Task to carry out »
For the word "Rotate", search the records and show each line in which it occurs.

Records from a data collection

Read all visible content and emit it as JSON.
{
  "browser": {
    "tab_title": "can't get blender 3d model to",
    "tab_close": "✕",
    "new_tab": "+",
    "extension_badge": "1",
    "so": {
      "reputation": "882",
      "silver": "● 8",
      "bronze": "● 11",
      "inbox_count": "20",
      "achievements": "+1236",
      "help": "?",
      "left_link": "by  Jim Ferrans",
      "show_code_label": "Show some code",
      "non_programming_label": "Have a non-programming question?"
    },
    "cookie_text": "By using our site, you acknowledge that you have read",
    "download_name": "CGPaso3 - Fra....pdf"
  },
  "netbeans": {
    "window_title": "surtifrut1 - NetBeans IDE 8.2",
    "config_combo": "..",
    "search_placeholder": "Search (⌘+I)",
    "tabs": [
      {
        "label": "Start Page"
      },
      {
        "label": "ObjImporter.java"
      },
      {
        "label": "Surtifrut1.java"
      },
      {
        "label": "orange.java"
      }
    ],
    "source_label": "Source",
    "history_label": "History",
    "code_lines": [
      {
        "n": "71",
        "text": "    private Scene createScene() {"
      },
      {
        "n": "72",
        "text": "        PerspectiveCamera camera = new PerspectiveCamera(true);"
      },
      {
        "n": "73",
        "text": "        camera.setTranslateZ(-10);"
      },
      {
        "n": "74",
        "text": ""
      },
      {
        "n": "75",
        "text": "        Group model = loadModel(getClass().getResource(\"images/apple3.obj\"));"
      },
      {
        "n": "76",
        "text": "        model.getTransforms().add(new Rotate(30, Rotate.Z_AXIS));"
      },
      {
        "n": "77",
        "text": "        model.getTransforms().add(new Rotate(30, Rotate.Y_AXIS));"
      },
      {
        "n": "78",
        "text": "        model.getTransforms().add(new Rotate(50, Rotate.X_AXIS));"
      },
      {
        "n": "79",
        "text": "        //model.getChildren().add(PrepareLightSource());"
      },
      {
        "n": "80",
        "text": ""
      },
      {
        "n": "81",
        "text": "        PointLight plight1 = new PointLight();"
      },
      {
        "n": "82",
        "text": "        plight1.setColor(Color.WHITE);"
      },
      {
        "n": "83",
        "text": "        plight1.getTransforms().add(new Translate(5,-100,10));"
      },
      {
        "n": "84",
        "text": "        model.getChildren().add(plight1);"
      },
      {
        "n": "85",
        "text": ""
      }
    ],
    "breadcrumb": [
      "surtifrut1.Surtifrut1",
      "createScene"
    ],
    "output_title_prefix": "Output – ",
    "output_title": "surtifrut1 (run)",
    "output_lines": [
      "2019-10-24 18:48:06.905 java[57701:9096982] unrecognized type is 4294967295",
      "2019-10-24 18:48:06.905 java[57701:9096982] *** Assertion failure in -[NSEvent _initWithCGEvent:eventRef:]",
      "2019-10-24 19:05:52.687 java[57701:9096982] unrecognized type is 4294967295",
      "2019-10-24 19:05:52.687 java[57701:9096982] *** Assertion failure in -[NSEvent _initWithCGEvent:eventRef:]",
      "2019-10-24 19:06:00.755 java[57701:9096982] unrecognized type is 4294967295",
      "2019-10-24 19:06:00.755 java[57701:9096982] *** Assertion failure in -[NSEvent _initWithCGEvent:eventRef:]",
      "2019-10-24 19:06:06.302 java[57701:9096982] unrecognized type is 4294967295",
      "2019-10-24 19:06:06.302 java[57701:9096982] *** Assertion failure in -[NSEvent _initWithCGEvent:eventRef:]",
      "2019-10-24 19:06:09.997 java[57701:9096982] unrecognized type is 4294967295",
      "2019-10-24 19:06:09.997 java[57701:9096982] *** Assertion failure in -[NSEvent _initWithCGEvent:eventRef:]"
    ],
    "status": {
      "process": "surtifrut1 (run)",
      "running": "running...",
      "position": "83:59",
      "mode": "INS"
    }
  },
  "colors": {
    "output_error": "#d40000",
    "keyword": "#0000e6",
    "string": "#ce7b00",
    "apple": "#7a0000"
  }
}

Exercise output »
        "text": "        model.getTransforms().add(new Rotate(30, Rotate.Z_AXIS));"
        "text": "        model.getTransforms().add(new Rotate(30, Rotate.Y_AXIS));"
        "text": "        model.getTransforms().add(new Rotate(50, Rotate.X_AXIS));"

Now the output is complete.